July 22, 2010

Detecting Mobile Devices for Web Applications

As mobile devices become a bigger and bigger platform for viewing web pages, web application developers need to start paying attention to making their websites mobile-friendly. Have you ever visited a website from a smartphone that was obviously not mobile optimized?

It's not a great experience, having to zoom in because the text is too small and scroll back and forth to read the information on the page. Some websites become all squished inside a mobile browser, obstructing important parts of the page and making it near impossible to use the application -- I had this experience recently with the Yelp on an Android phone.

One simple way to combat this issue is to have multiple stylesheets, and switch them based on which device is being used to view the web page.

For example, you can have a regular stylesheet named style.css, a stylesheet optimized for iPhones named iphone.css, and a stylesheet optimized for Android phones named android.css. Then, with little effort, you can detect the client and apply the appropriate stylesheet so the user gets a nice, optimized web experience no matter what platform they are using.

There are two relatively simple ways to do this: the Javascript way, and the CSS way.

The Javascript Way

You can use Javascript to check the current useragent variable for keywords like iphone, android, etc.

uagent = navigator.userAgent.toLowerCase();
if(uagent.indexOf('iPhone') != -1){ // iPhone device
  document.write('<link rel="stylesheet" href="style/iphone.css">');
} else if(uagent.indexOf('Android') != -1){ // Android device
  document.write('<link rel="stylesheet" href="style/android.css">');
} else{ // Default to desktop version
  document.write('<link rel="stylesheet" href="style/style.css">');
}

Wasn't that easy? Just stick that Javascript in the head tag and it should apply the correct stylesheet.

Want more options? There are many different keywords to check for, here are a few examples:

'webkit' // client is using a webkit browser
'blackberry' // Blackberry device
'palm' // Palm OS device

Of course, nothing in the world of cross-browser web application development is perfect (I wish!). If Javascript is not supported on the browser (which may be quite common in older mobile devices) or if the user turns off Javascript, this method will not work at all. Also, you're depending solely on the contents of the useragent variable, which may or may not be entirely accurate 100% of the time. But, there's another way!

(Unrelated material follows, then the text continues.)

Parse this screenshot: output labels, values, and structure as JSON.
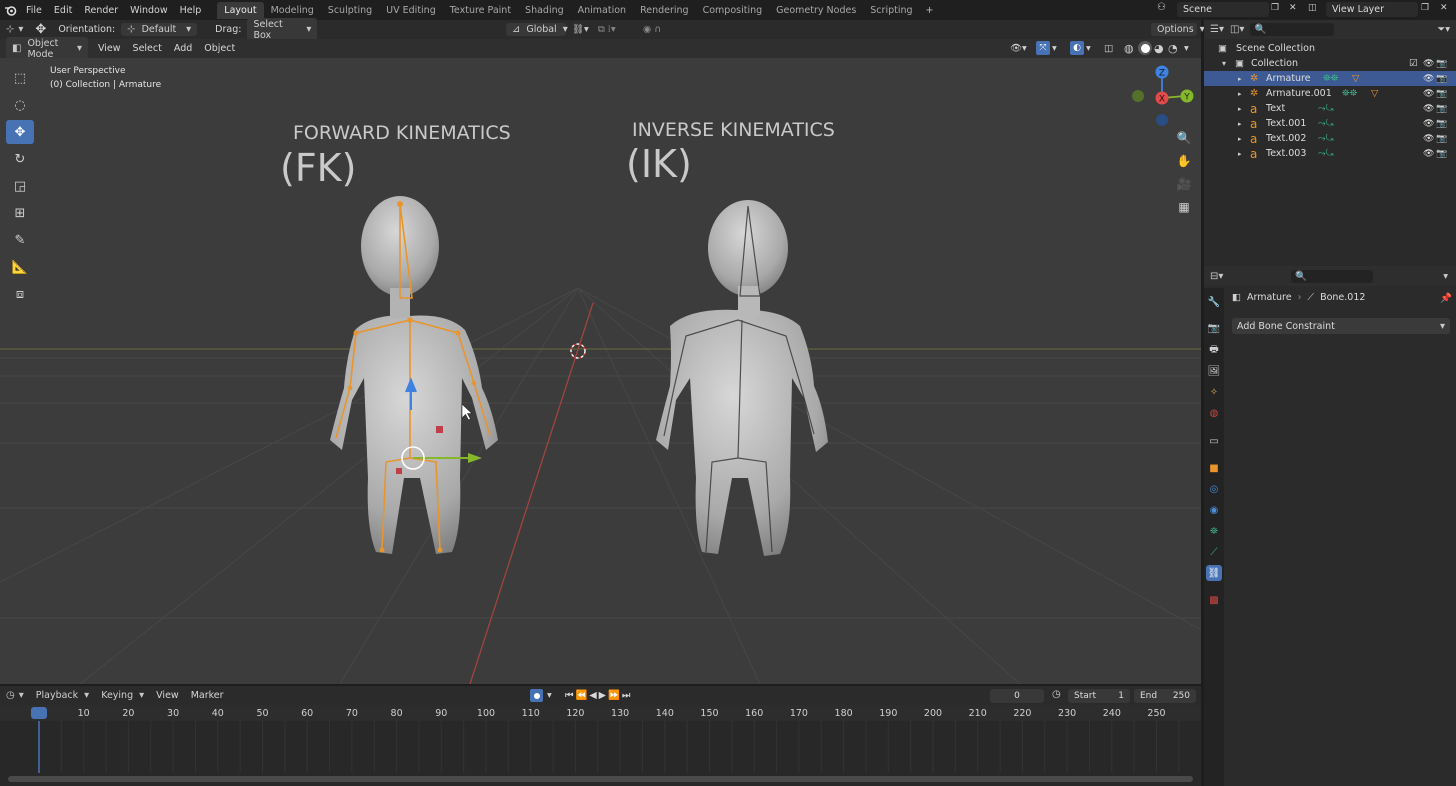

The CSS Way

This method doesn't target specific devices, but instead uses their screen width as the independent variable. In your CSS link, you can add what are called CSS media queries (not supported by all browsers, unfortunately):

<link rel=”stylesheet” href=”style/style_320.css” type=”text/css” media=”screen and (min-device-width: 320px)”>

This way, you're not checking to see if a device is an iPhone or Android, but rather if it has a screen width of 320px or greater (or less, with max-device-width).

Of course, this has its share of issues as well -- Dean Hamack over at Bushido Designs has written a fantastic article on Bulletproof Mobile Detection and Stylesheets without User Agent Detection or Server-side Scripting that addresses many of these.